War in Ukraine, disruption in logistics, sharp cost increases in fuel, labour, and other inputs. For Italian apple producers, the future is far from certain.
“We have always prepared ourselves for a constantly evolving market,” says Martin Pinzger, chief executive of the Val Venosta Fruit and Vegetable Producers’ Association (VIP).
“Today the overall situation is very uncertain, not to say hostile, due to serious international tensions, severe disruptions in the logistics sector, cost explosion and market volatility.
“But we are confident that we will get through this difficult time and emerge stronger. Every company has to find its own solid place in this new and difficult context, and we are ready”.
As one of the leading apple suppliers in Europe, VIP plays a key role in terms of the range and quality of its products, its investments in organic production and cutting-edge technology, and the services it offers its customers.

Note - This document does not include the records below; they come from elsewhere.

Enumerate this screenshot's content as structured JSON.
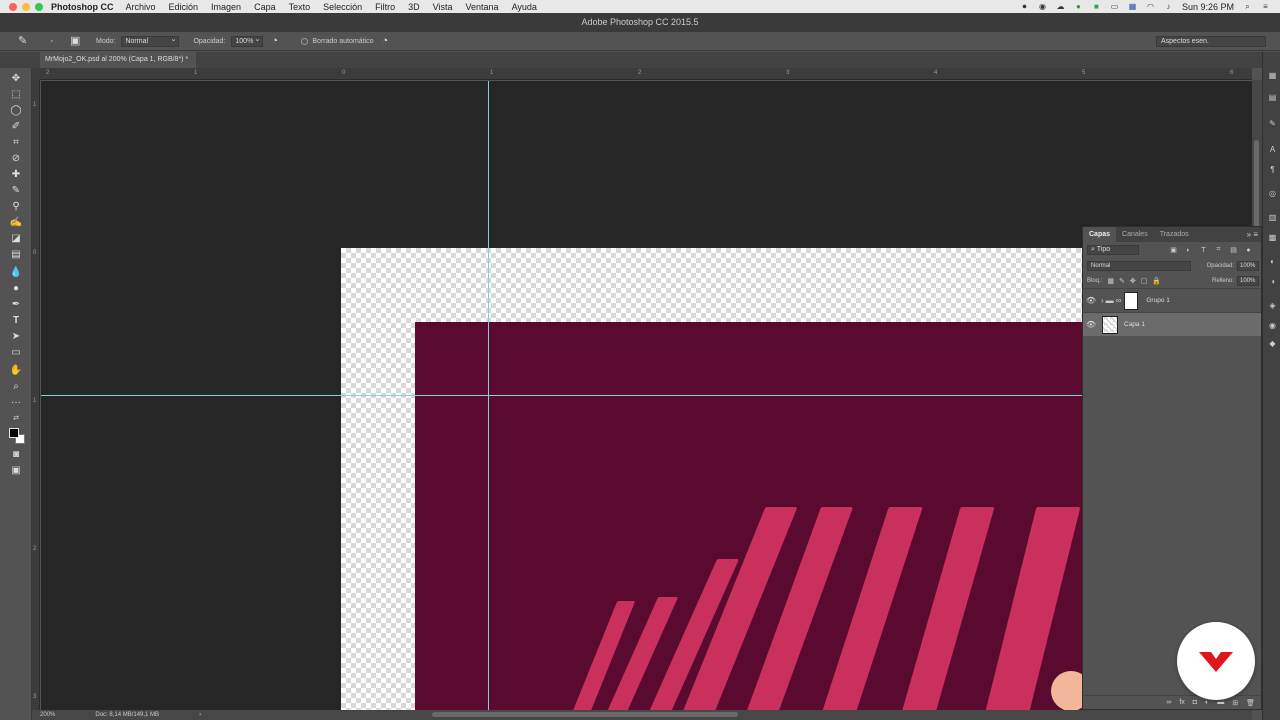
{
  "menubar": {
    "app_name": "Photoshop CC",
    "items": [
      "Archivo",
      "Edición",
      "Imagen",
      "Capa",
      "Texto",
      "Selección",
      "Filtro",
      "3D",
      "Vista",
      "Ventana",
      "Ayuda"
    ],
    "clock": "Sun 9:26 PM"
  },
  "window": {
    "title": "Adobe Photoshop CC 2015.5"
  },
  "options_bar": {
    "mode_label": "Modo:",
    "mode_value": "Normal",
    "opacity_label": "Opacidad:",
    "opacity_value": "100%",
    "auto_erase_label": "Borrado automático",
    "workspace": "Aspectos esen."
  },
  "document": {
    "tab_title": "MrMojo2_OK.psd al 200% (Capa 1, RGB/8*) *",
    "zoom": "200%",
    "doc_info": "Doc: 8,14 MB/149,1 MB"
  },
  "rulers": {
    "top": [
      "2",
      "1",
      "0",
      "1",
      "2",
      "3",
      "4",
      "5",
      "6"
    ],
    "left": [
      "1",
      "0",
      "1",
      "2",
      "3"
    ]
  },
  "layers_panel": {
    "tabs": [
      "Capas",
      "Canales",
      "Trazados"
    ],
    "filter_value": "Tipo",
    "blend_mode": "Normal",
    "opacity_label": "Opacidad:",
    "opacity_value": "100%",
    "lock_label": "Bloq.:",
    "fill_label": "Relleno:",
    "fill_value": "100%",
    "layers": [
      {
        "name": "Grupo 1",
        "type": "group",
        "selected": false
      },
      {
        "name": "Capa 1",
        "type": "layer",
        "selected": true
      }
    ]
  },
  "colors": {
    "canvas_bg": "#262626",
    "crimson": "#5a0a2f",
    "stripes": "#c9305e",
    "guides": "#7bd4d8",
    "logo": "#e0161e"
  }
}
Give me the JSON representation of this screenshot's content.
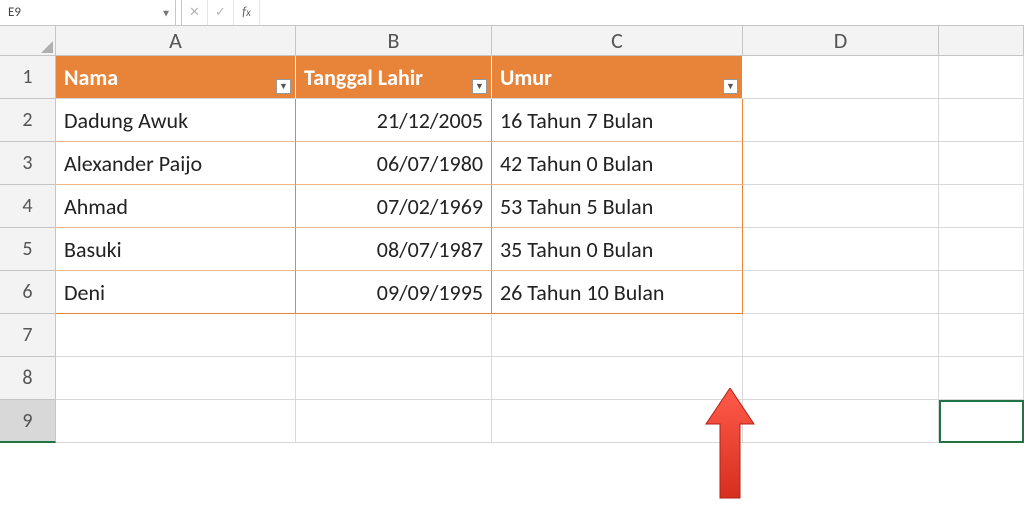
{
  "formula_bar": {
    "cell_ref": "E9",
    "formula": ""
  },
  "columns": [
    "A",
    "B",
    "C",
    "D"
  ],
  "rows": [
    "1",
    "2",
    "3",
    "4",
    "5",
    "6",
    "7",
    "8",
    "9"
  ],
  "table": {
    "headers": {
      "nama": "Nama",
      "tanggal": "Tanggal Lahir",
      "umur": "Umur"
    },
    "data": [
      {
        "nama": "Dadung Awuk",
        "tanggal": "21/12/2005",
        "umur": "16 Tahun 7 Bulan"
      },
      {
        "nama": "Alexander Paijo",
        "tanggal": "06/07/1980",
        "umur": "42 Tahun 0 Bulan"
      },
      {
        "nama": "Ahmad",
        "tanggal": "07/02/1969",
        "umur": "53 Tahun 5 Bulan"
      },
      {
        "nama": "Basuki",
        "tanggal": "08/07/1987",
        "umur": "35 Tahun 0 Bulan"
      },
      {
        "nama": "Deni",
        "tanggal": "09/09/1995",
        "umur": "26 Tahun 10 Bulan"
      }
    ]
  }
}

It represents 1,600 growers – Pinzger describes them as “passionate and experienced” – who together produce almost 340,000 tonnes of apples each year in the Venosta Valley, which has been cleverly marketed in the past few years as Europe’s ‘Apple Paradise’.
“Every successful company produces by responding to the needs of its target market, and for decades our consortium with its cooperatives and farmers has operated with a single objective: to offer its target the right products,” Pinzger continues.
“A simple and effective strategy that translates into a placement based on solid pillars, which make VIP a reliable and proactive reality, even in an international context of general concern.”
Ready to weather the storm
Despite the obvious challenges that 2022 has presented, Pinzger believes VIP’s strengths will carry it through to a brighter future.
“We have the right geographic position in the European context, a market of more than 500m consumers that can be reached with road logistics in a manageable timeframe,” he explains.
“The Val Venosta apples therefore become closer than overseas competitors, who suffer the consequences of skyrocketing logistics prices and difficulties in managing global trade flows.”
But the group’s advantage is not simply a logistical one. “VIP has the right selection for the future, between traditional varieties for the classic markets and innovative, club varieties for the most discerning premium consumers,” says Pinzger.
“Add to this access to global research programs for new, good, phytopathology-resistant, sustainable, climate-change-friendly apples.”
Organic production is also hugely important as a means for VIP to lead the way in Europe. One-third of its entire crop is herbicide-free, and this forms a central part of its sustainability efforts.
“With around 20 per cent of organically farmed areas, our production of organic apples has exceeded the 50,000 tonnes this year, as a confirmation that our company is continuing to be the leader of the market and currently at the forefront of the European strategic goals for Green Deal and Farm to Fork,” Pinzger adds.